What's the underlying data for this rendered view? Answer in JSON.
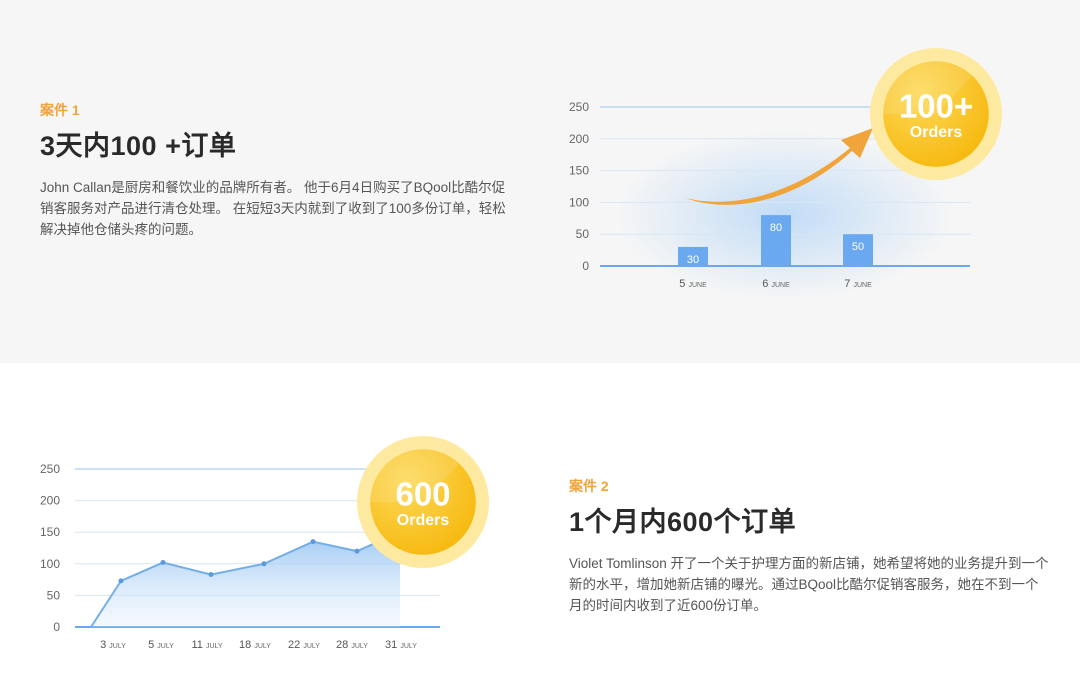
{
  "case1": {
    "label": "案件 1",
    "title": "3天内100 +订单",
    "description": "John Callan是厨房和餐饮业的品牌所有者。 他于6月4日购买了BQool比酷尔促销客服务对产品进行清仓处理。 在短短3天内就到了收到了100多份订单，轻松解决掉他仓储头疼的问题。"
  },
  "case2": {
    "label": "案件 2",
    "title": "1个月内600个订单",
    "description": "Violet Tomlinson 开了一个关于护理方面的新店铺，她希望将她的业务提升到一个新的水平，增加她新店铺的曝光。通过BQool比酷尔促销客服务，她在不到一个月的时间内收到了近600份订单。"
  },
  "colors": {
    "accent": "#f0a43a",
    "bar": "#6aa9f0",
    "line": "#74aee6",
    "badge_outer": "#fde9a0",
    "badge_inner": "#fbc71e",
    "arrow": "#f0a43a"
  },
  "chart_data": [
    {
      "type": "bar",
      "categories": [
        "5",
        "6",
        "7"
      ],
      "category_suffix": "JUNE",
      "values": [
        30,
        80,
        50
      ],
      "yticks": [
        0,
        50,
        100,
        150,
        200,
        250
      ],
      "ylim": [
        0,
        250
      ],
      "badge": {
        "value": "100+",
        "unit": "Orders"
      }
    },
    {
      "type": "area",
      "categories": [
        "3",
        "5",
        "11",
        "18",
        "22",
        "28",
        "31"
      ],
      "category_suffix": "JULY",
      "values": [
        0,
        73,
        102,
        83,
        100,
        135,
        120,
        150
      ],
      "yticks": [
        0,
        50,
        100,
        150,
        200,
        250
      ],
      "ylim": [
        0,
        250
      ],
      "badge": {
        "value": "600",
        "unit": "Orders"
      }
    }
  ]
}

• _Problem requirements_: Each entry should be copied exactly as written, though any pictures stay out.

• _Answer to the problem_:
What's the underlying data for this rendered view? Answer in JSON.
{
  "case1": {
    "label": "案件 1",
    "title": "3天内100 +订单",
    "description": "John Callan是厨房和餐饮业的品牌所有者。 他于6月4日购买了BQool比酷尔促销客服务对产品进行清仓处理。 在短短3天内就到了收到了100多份订单，轻松解决掉他仓储头疼的问题。"
  },
  "case2": {
    "label": "案件 2",
    "title": "1个月内600个订单",
    "description": "Violet Tomlinson 开了一个关于护理方面的新店铺，她希望将她的业务提升到一个新的水平，增加她新店铺的曝光。通过BQool比酷尔促销客服务，她在不到一个月的时间内收到了近600份订单。"
  },
  "colors": {
    "accent": "#f0a43a",
    "bar": "#6aa9f0",
    "line": "#74aee6",
    "badge_outer": "#fde9a0",
    "badge_inner": "#fbc71e",
    "arrow": "#f0a43a"
  },
  "chart_data": [
    {
      "type": "bar",
      "categories": [
        "5",
        "6",
        "7"
      ],
      "category_suffix": "JUNE",
      "values": [
        30,
        80,
        50
      ],
      "yticks": [
        0,
        50,
        100,
        150,
        200,
        250
      ],
      "ylim": [
        0,
        250
      ],
      "badge": {
        "value": "100+",
        "unit": "Orders"
      }
    },
    {
      "type": "area",
      "categories": [
        "3",
        "5",
        "11",
        "18",
        "22",
        "28",
        "31"
      ],
      "category_suffix": "JULY",
      "values": [
        0,
        73,
        102,
        83,
        100,
        135,
        120,
        150
      ],
      "yticks": [
        0,
        50,
        100,
        150,
        200,
        250
      ],
      "ylim": [
        0,
        250
      ],
      "badge": {
        "value": "600",
        "unit": "Orders"
      }
    }
  ]
}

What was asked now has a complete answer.